PICATINNY ARSENAL, N.J. -- By day, she inspects gun barrels, cartridge cases, bullets, and odds and ends from various weapon systems to study their metallurgical properties.

But in her off-duty hours, materials engineer Michelle Schutz puts down the weaponry and switches to a new set of materials: butter, sugar, flour-and plenty of icing.

Going on eight years with the Armament Research, Development and Engineering Center (ARDEC), Schutz hit the ground running with her cake decorating hobby about two years ago, and since then she has been baking, cooling, and icing away to build up her decorating portfolio.

In fact, one of her most recent creations was a three-tier, white almond butter-cream cake designed for Picatinny Arsenal's 130th birthday celebration on Sept. 7.

This whopper of a confection (weighing 40 pounds and designed to feed 140 people) was the largest cake Schutz has ever made, taking her four days to complete.

"It was a little stressful figuring out how to transport a 40-pound cake," she said. "My husband and I had to do a test-run to make sure the box would even fit through the door."

But in the end, the cake was the center of attention at the birthday party, proudly displaying the arsenal's Cannon Gate logo in sugary, edible bliss.

"When I was carving the cannon gates into the gum paste, I was thinking about what Picatinny stands for and what we do here, and why it's so important for us to develop the armaments and technologies here to help our warfighters," she said.

The birthday celebration was also a rewarding opportunity for Schutz to get some feedback from her peers.

"I was a little nervous displaying my cake in front of all my coworkers, but it was also exciting when I saw their reactions to it," she said. "It's nice to get that affirmation from the people around you."

Her successful creation of Picatinny's birthday cake may also reap benefits for Schutz down the road. She may consider auditioning next year for the television show "Cake Boss."

In fact, she tried out for the show for the first time this summer, progressing through the first three phases of the casting auditions. Though she didn't end up making the "final cut" as she called it, she looks back at the experience with a smile and may give it ago a second time.

"A friend of mine told me about the casting for the show, so I filled out an application but didn't think anything would come of it," she said.

"Then I got an e-mail from the casting crew, then they did an interview, then they asked me to make a You Tube video featuring some of my cakes."

"Part of my motivation for trying out is that I'm interested in cake decorating because everything I've learned about the hobby has been through my own research," she said.
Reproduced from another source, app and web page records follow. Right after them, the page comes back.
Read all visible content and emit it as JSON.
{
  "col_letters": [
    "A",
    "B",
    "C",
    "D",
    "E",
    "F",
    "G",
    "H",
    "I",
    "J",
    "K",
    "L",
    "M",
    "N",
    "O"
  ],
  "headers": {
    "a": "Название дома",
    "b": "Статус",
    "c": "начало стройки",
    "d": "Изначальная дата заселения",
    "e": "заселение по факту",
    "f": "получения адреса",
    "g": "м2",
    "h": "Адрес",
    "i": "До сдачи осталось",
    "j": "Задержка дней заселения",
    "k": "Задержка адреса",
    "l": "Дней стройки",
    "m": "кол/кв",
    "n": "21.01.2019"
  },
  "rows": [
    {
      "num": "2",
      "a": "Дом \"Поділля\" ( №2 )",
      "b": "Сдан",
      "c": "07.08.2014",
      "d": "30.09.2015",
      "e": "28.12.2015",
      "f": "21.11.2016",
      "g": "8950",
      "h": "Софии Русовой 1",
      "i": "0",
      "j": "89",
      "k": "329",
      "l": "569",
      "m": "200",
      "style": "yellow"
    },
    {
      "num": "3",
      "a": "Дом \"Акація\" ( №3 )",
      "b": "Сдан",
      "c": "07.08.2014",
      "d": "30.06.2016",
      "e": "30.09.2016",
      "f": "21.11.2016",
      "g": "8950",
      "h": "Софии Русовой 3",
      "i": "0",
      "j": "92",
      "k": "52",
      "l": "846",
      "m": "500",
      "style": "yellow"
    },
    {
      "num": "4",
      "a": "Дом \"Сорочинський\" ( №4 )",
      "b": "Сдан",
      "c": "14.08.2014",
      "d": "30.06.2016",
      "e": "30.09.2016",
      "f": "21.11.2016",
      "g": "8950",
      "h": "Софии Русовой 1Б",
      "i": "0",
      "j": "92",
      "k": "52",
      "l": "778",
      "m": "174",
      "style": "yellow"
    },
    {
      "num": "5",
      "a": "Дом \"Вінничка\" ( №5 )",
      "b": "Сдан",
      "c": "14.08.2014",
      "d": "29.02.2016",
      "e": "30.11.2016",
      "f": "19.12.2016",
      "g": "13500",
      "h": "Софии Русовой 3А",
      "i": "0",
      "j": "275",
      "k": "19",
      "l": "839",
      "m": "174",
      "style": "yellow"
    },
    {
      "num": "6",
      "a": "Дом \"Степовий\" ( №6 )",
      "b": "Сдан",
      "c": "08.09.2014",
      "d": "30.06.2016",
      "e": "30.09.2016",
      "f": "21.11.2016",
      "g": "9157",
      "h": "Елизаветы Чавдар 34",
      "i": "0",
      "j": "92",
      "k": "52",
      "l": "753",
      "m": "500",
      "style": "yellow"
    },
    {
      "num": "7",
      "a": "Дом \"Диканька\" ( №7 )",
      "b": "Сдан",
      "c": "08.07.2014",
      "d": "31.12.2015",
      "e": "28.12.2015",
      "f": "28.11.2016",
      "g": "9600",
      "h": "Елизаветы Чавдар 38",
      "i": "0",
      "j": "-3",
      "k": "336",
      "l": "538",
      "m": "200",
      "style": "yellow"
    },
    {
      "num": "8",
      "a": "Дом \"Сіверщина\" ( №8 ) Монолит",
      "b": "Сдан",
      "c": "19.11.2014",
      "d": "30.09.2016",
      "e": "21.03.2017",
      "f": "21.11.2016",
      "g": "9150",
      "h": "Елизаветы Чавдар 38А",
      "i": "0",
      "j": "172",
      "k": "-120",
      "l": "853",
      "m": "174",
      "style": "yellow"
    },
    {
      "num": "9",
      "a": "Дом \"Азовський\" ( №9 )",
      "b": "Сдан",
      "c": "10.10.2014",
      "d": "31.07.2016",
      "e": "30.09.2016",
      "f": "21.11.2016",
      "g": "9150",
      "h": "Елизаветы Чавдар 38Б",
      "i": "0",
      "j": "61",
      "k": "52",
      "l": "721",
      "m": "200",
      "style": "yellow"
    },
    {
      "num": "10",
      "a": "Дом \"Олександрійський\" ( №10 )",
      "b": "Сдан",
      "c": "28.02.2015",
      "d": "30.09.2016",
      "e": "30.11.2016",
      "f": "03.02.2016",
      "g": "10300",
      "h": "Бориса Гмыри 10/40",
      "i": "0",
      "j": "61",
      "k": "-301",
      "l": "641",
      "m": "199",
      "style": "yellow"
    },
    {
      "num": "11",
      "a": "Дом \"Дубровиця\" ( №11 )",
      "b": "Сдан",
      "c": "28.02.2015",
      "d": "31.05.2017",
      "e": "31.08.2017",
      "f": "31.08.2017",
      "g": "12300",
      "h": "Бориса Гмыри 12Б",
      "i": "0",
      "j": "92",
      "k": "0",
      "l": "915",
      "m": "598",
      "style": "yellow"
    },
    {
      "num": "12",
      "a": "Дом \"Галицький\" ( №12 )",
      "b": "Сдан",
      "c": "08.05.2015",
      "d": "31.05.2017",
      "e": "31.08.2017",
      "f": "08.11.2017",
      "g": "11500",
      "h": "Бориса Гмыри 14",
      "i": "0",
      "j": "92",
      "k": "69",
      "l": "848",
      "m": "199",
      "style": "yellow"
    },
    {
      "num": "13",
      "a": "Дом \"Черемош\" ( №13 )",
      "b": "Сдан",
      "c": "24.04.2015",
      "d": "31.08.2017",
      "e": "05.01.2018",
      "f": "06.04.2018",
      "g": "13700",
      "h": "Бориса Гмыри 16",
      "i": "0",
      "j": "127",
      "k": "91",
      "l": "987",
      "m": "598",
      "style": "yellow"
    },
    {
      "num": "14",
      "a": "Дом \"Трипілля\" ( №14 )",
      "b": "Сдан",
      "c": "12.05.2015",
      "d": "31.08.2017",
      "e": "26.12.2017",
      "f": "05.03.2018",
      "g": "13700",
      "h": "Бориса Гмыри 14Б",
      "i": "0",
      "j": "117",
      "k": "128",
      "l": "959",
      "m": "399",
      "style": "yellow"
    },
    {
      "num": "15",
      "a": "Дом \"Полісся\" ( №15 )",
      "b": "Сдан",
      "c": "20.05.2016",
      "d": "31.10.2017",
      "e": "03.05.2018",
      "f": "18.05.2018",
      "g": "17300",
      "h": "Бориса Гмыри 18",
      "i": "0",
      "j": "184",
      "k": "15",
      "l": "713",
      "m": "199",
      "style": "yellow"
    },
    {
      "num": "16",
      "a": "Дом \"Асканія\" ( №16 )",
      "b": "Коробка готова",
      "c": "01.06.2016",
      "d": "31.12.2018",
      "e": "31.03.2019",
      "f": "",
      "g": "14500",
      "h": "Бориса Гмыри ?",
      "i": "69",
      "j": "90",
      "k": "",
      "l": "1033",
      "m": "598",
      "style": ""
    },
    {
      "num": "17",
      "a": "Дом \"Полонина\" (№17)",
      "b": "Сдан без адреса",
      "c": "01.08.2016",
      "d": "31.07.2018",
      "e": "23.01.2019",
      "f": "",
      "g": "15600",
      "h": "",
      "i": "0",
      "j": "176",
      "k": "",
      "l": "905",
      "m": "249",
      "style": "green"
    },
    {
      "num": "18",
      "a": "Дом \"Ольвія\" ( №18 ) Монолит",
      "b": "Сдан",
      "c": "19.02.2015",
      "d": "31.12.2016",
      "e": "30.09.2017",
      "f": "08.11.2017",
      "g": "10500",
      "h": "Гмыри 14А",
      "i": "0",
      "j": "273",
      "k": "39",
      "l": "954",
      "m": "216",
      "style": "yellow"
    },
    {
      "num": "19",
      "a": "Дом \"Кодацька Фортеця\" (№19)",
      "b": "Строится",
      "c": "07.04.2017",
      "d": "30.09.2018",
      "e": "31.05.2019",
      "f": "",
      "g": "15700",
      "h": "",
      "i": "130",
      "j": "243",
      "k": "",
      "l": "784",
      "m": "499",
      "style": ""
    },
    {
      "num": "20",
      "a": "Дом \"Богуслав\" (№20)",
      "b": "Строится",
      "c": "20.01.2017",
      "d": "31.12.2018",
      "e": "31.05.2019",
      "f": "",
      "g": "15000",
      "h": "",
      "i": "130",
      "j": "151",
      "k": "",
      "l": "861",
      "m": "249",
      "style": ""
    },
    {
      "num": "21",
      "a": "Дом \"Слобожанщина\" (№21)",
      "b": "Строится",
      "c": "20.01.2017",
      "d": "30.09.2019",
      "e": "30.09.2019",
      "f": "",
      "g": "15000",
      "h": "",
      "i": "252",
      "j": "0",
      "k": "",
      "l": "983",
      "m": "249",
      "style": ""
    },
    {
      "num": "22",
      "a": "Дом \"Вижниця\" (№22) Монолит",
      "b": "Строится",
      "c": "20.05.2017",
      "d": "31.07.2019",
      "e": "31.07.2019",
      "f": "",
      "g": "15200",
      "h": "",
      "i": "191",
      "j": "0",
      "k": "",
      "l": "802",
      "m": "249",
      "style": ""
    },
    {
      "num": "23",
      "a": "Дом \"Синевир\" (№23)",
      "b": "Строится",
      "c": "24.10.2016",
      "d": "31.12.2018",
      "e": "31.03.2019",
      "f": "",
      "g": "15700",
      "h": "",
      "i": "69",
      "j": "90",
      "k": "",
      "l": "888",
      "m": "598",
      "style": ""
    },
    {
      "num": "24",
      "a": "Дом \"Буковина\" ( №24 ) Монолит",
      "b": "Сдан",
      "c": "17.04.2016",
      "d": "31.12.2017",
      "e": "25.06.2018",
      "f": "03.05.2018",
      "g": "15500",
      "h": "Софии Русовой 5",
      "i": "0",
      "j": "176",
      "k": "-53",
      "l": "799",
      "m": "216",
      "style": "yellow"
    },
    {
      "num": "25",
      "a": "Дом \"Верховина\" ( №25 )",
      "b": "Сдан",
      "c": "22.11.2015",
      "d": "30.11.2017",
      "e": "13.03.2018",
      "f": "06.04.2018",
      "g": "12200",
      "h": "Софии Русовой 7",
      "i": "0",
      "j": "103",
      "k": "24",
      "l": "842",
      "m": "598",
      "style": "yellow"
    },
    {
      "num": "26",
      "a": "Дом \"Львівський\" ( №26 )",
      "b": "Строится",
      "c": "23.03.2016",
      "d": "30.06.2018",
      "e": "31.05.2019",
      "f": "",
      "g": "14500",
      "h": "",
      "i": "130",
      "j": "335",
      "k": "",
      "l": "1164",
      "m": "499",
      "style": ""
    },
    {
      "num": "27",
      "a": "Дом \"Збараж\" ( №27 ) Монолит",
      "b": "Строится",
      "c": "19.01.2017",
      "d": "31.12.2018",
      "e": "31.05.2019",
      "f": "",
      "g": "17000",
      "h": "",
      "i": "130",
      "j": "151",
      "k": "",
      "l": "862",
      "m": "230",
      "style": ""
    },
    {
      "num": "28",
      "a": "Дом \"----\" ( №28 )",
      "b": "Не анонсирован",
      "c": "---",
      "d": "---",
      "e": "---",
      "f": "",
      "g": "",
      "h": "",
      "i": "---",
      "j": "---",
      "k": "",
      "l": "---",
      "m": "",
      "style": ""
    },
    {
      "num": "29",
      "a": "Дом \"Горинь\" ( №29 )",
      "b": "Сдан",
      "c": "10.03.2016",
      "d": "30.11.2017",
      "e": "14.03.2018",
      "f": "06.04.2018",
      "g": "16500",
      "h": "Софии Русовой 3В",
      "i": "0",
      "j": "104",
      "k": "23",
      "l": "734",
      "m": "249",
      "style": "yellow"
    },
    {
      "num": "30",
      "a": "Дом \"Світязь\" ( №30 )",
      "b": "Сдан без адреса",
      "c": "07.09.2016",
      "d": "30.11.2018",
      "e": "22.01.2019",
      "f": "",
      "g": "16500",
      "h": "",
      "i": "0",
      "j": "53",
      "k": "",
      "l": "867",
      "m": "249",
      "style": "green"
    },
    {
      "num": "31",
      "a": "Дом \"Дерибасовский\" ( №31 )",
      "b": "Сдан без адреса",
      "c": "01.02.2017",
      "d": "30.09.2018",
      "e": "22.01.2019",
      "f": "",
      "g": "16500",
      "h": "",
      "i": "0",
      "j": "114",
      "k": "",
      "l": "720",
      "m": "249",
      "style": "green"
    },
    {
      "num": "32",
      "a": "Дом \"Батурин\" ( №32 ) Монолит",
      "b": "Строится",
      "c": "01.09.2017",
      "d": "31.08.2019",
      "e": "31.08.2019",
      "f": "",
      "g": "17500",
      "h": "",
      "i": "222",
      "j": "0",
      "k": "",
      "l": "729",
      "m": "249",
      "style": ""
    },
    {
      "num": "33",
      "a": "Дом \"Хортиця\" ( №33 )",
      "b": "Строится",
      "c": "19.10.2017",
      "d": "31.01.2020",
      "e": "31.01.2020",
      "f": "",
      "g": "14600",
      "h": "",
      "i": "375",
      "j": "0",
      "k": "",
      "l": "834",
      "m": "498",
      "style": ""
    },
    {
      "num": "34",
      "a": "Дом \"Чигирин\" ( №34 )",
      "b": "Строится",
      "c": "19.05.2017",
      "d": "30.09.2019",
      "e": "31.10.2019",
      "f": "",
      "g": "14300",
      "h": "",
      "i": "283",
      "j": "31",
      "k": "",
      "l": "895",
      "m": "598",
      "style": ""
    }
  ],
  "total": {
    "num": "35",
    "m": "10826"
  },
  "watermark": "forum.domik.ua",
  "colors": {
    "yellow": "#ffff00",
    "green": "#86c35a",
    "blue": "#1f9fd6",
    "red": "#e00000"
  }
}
Schutz relied on blogs, instructional You Tube videos, baking shows on television-and even good old fashioned cook books-to develop her confectionery and creative skills.

"I hope to do more work with making sugar flowers and designing three-dimensional cakes with sculpting," she said.

Sculpting comes naturally for Schutz. For the last six years, she has been an active pottery enthusiast and artist.

She even taught pottery classes for a few years in Parsippany, N.J.

"My interest in pottery is what inspired my interest in cake decorating," she said. "Because of the molding and sculpting involved with pottery, it seemed to shift naturally into the art of cake decorating."

Schutz's friends and coworkers seem to enjoy her cake hobby as well, especially when she brings in a batch of cupcakes for special occasions.

"If you bring food into this office, it will disappear by lunchtime," she said with a chuckle.

So while Schutz continues to study and analyze weapons parts, create and teach pottery, and design and decorate cakes, she will always look back at her portfolio of creativity and remember Picatinny Arsenal.

"Picatinny's a great place to work. I'm happy to be employed here," she said. "It was an honor to make the cake for the 130th birthday, and I'm thankful to everyone here for their support."